I started my first ever job as an independent software engineer, which was a big (albeit slightly unplanned) milestone in my development career. Along with getting used to working fully remotely and configuring all of the ropes for my new consulting company, I’m procrastinating and preparing to give a talk at PyCon UK 2017. The topic is machine learning security - a newly formed field that blends aspects of infosec and ML engineering. I discover lots of gems while making my slides: self-driving cars that can be confused by salt circles, neural network image classifiers that misclassify pandas as gibbons and June, the oven that is connected to a GPU so it can use machine learning to find the optimal temperature for your cupcakes. I make the trip to Cardiff and spend a day holed into my hotel room practicing my talk over and over again. In the evening, the evening of a great boxing match in the Cardiff stadium, the streets are the colour of flashing bright blue and red and the shadows of hundreds of people walking across the streets to see the match. I walk past them and the castle and look into the glass eyes of the stone animal statues.

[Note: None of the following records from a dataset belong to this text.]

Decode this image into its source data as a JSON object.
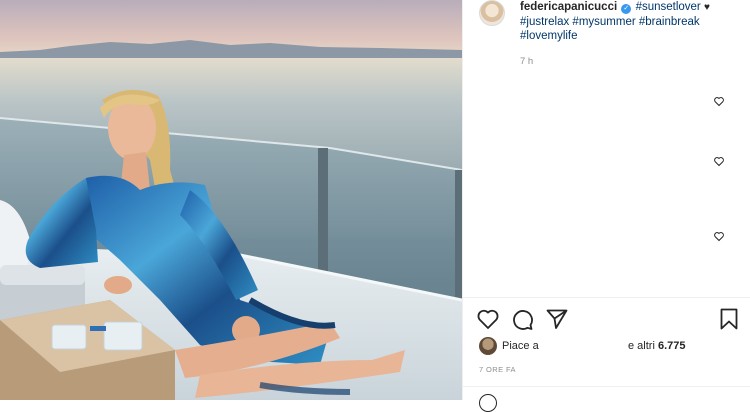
{
  "post": {
    "image_alt": "Woman in a blue patterned dress sitting on a yacht deck at sunset",
    "author": {
      "username": "federicapanicucci",
      "verified": true
    },
    "caption": {
      "first_tag": "#sunsetlover",
      "heart": "♥",
      "tags": [
        "#justrelax",
        "#mysummer",
        "#brainbreak",
        "#lovemylife"
      ]
    },
    "caption_time": "7 h",
    "actions": {
      "like": "heart-icon",
      "comment": "comment-icon",
      "share": "share-icon",
      "save": "bookmark-icon"
    },
    "likes": {
      "prefix": "Piace a",
      "suffix_label": "e altri",
      "count": "6.775"
    },
    "post_age": "7 ORE FA"
  },
  "colors": {
    "link": "#00376b",
    "verified": "#3897f0",
    "muted": "#8e8e8e",
    "text": "#262626"
  }
}
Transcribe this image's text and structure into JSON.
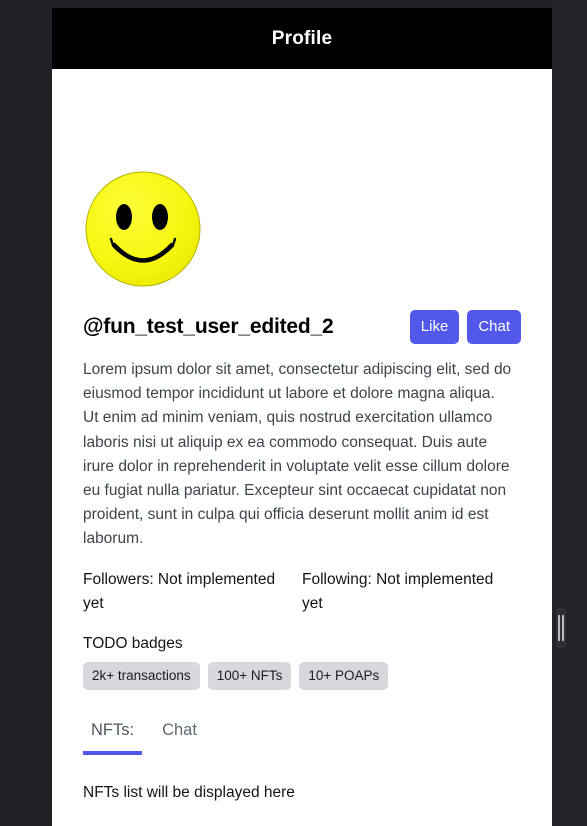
{
  "app_bar": {
    "title": "Profile"
  },
  "colors": {
    "app_bar_bg": "#000000",
    "page_bg": "#202124",
    "panel_bg": "#ffffff",
    "accent": "#5258ea",
    "badge_bg": "#d6d8dc",
    "bio_text": "#3e444c",
    "tab_inactive": "#5f6872"
  },
  "profile": {
    "avatar_icon": "smiley-face-avatar",
    "username": "@fun_test_user_edited_2",
    "actions": [
      {
        "id": "like",
        "label": "Like"
      },
      {
        "id": "chat",
        "label": "Chat"
      }
    ],
    "bio": "Lorem ipsum dolor sit amet, consectetur adipiscing elit, sed do eiusmod tempor incididunt ut labore et dolore magna aliqua. Ut enim ad minim veniam, quis nostrud exercitation ullamco laboris nisi ut aliquip ex ea commodo consequat. Duis aute irure dolor in reprehenderit in voluptate velit esse cillum dolore eu fugiat nulla pariatur. Excepteur sint occaecat cupidatat non proident, sunt in culpa qui officia deserunt mollit anim id est laborum.",
    "stats": [
      {
        "id": "followers",
        "text": "Followers: Not implemented yet"
      },
      {
        "id": "following",
        "text": "Following: Not implemented yet"
      }
    ],
    "badges_title": "TODO badges",
    "badges": [
      {
        "id": "transactions",
        "label": "2k+ transactions"
      },
      {
        "id": "nfts",
        "label": "100+ NFTs"
      },
      {
        "id": "poaps",
        "label": "10+ POAPs"
      }
    ]
  },
  "tabs": {
    "items": [
      {
        "id": "nfts",
        "label": "NFTs:",
        "active": true
      },
      {
        "id": "chat",
        "label": "Chat",
        "active": false
      }
    ],
    "panel_text": "NFTs list will be displayed here"
  },
  "chrome": {
    "drag_handle_icon": "vertical-grip-icon"
  }
}
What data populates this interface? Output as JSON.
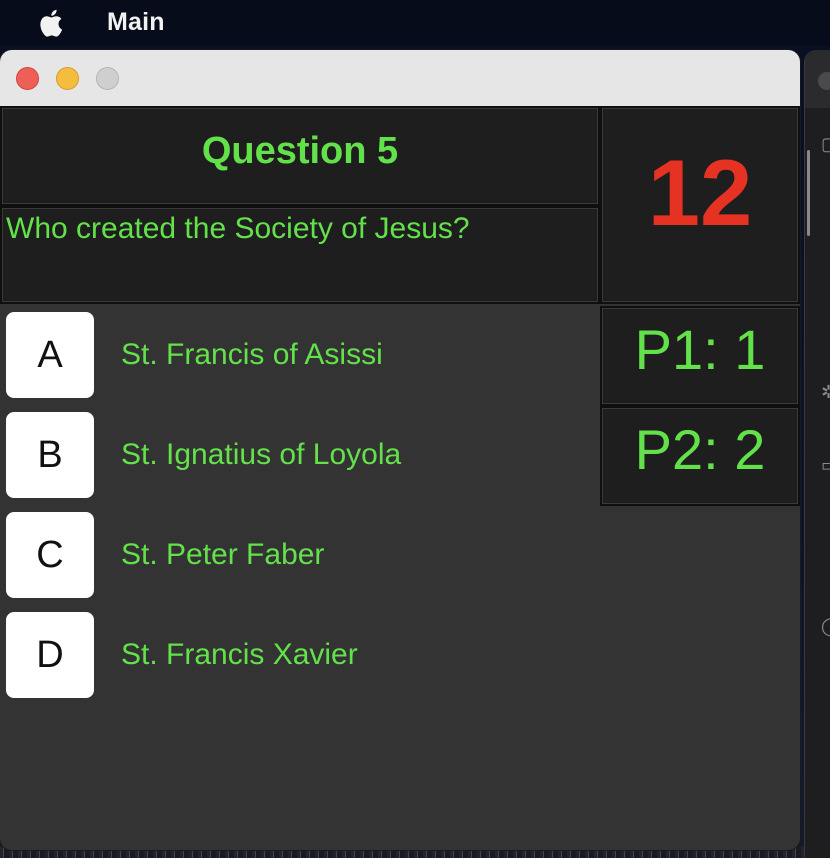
{
  "menubar": {
    "app_name": "Main"
  },
  "quiz": {
    "question_title": "Question 5",
    "question_text": "Who created the Society of Jesus?",
    "timer": "12",
    "scores": {
      "p1": "P1: 1",
      "p2": "P2: 2"
    },
    "answers": [
      {
        "letter": "A",
        "text": "St. Francis of Asissi"
      },
      {
        "letter": "B",
        "text": "St. Ignatius of Loyola"
      },
      {
        "letter": "C",
        "text": "St. Peter Faber"
      },
      {
        "letter": "D",
        "text": "St. Francis Xavier"
      }
    ]
  },
  "colors": {
    "accent_green": "#63e14a",
    "timer_red": "#e53223",
    "window_bg": "#333333",
    "panel_bg": "#1e1e1e"
  }
}
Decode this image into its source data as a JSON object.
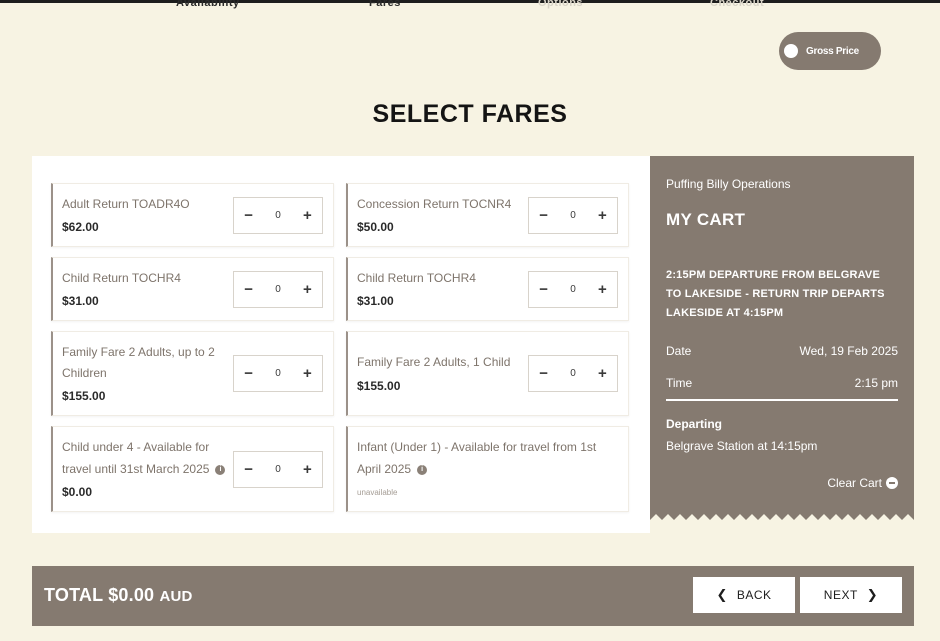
{
  "steps": [
    {
      "label": "Availability",
      "state": "done"
    },
    {
      "label": "Fares",
      "state": "active"
    },
    {
      "label": "Options",
      "state": "upcoming"
    },
    {
      "label": "Checkout",
      "state": "upcoming"
    }
  ],
  "price_toggle": {
    "label": "Gross Price"
  },
  "page_title": "SELECT FARES",
  "fares": [
    {
      "name": "Adult Return TOADR4O",
      "price": "$62.00",
      "quantity": "0"
    },
    {
      "name": "Concession Return TOCNR4",
      "price": "$50.00",
      "quantity": "0"
    },
    {
      "name": "Child Return TOCHR4",
      "price": "$31.00",
      "quantity": "0"
    },
    {
      "name": "Child Return TOCHR4",
      "price": "$31.00",
      "quantity": "0"
    },
    {
      "name_line1": "Family Fare 2 Adults, up to 2",
      "name_line2": "Children",
      "price": "$155.00",
      "quantity": "0"
    },
    {
      "name": "Family Fare 2 Adults, 1 Child",
      "price": "$155.00",
      "quantity": "0"
    },
    {
      "name_line1": "Child under 4 - Available for",
      "name_line2": "travel until 31st March 2025",
      "price": "$0.00",
      "quantity": "0"
    },
    {
      "name_line1": "Infant (Under 1) - Available for travel from 1st",
      "name_line2": "April 2025",
      "status": "unavailable"
    }
  ],
  "stepper": {
    "minus": "−",
    "plus": "+"
  },
  "cart": {
    "vendor": "Puffing Billy Operations",
    "title": "MY CART",
    "trip_line1": "2:15PM DEPARTURE FROM BELGRAVE",
    "trip_line2": "TO LAKESIDE - RETURN TRIP DEPARTS",
    "trip_line3": "LAKESIDE AT 4:15PM",
    "date_label": "Date",
    "date_value": "Wed, 19 Feb 2025",
    "time_label": "Time",
    "time_value": "2:15 pm",
    "departing_label": "Departing",
    "departing_value": "Belgrave Station at 14:15pm",
    "clear_label": "Clear Cart"
  },
  "footer": {
    "total_label": "TOTAL $0.00",
    "currency": "AUD",
    "back_label": "BACK",
    "next_label": "NEXT"
  }
}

I attend Container Camp London and learn a bit about container security from Andrew Martin and Ben Hall using Katakoda. I realise that things move quickly in the infra & ops space. The difference in talks between this year and last year is staggering: all of a sudden a whole new vocabulary has evolved for discussing platform architecture - service mesh, container orchestration, managing state and secrets and so forth. Jess Fraz and her amicontained tool gets a shoutout in the closing hacking containers finale - all jokes and super long and frightening bash scripts courtesy of Andrew Martin and Ben Hall. I think I might have gone home and tried some of the techniques on, but unsuccessfully.

Rome and all of its delights, but most of all the canoli and the coffee. I finally saw the Ecstasy of St. Teresa at the Santa Maria della Vittoria and the Pieta. On a group tour of the Vatican, I stood next to an elderly American lady who was visiting Rome with her extended family. In the Sistine chapel, ushered in by the neverending flow of the crowds and shushed several times by a policeman standing by the microphone, we smiled at each other and looked at the frescoes. I remember the heat of the summer that seeped through the doors and the windows and made the air inside heavy or perhaps it was the collective warmth from the bodies of hundreds of tourists gathered inside. The sussuration of hundreds of people wrinkles the silence and I wonder, what is it like to inhabit this space alone.


I’m not in a good place and trying to reconcile my decision to leave a development job I had wanted for a long time with the challenges that I faced. The one good thing about the whole situation is that I can finally enjoy the sun and the Thames.


I read a lot.


I go to Borrowdale and attempt to hike Skiddaw. My map reading skills being what they are, I end up on the summit of Little Man. I stand next to the trig point and puzzle over the map while the fog and clouds swirl around me and conclude that I must have reached Skiddaw only to descend and realise that the summit is further away. In the end, I make an attempt at Skiddaw, but give up due to poor visibility. Until next time, Skiddaw! I descend past the summit and Sale How to the Skiddaw YHA hostel and then follow the Cumbria Way into the valley. The cloud cover disperses and the most brilliant beautiful sunlight illuminates the valley and the mountain streams running through the veins of the mountain. I’ve never felt so alive and at peace.


Working and doubting some of my choices.


I summit Snowdon using the Llanberis Way.


A brief visit home to enjoy the snow and then back to work.


Promotions. I recall a Hacker News comment about prestige that Dan Luu has kindly preserved for posterity.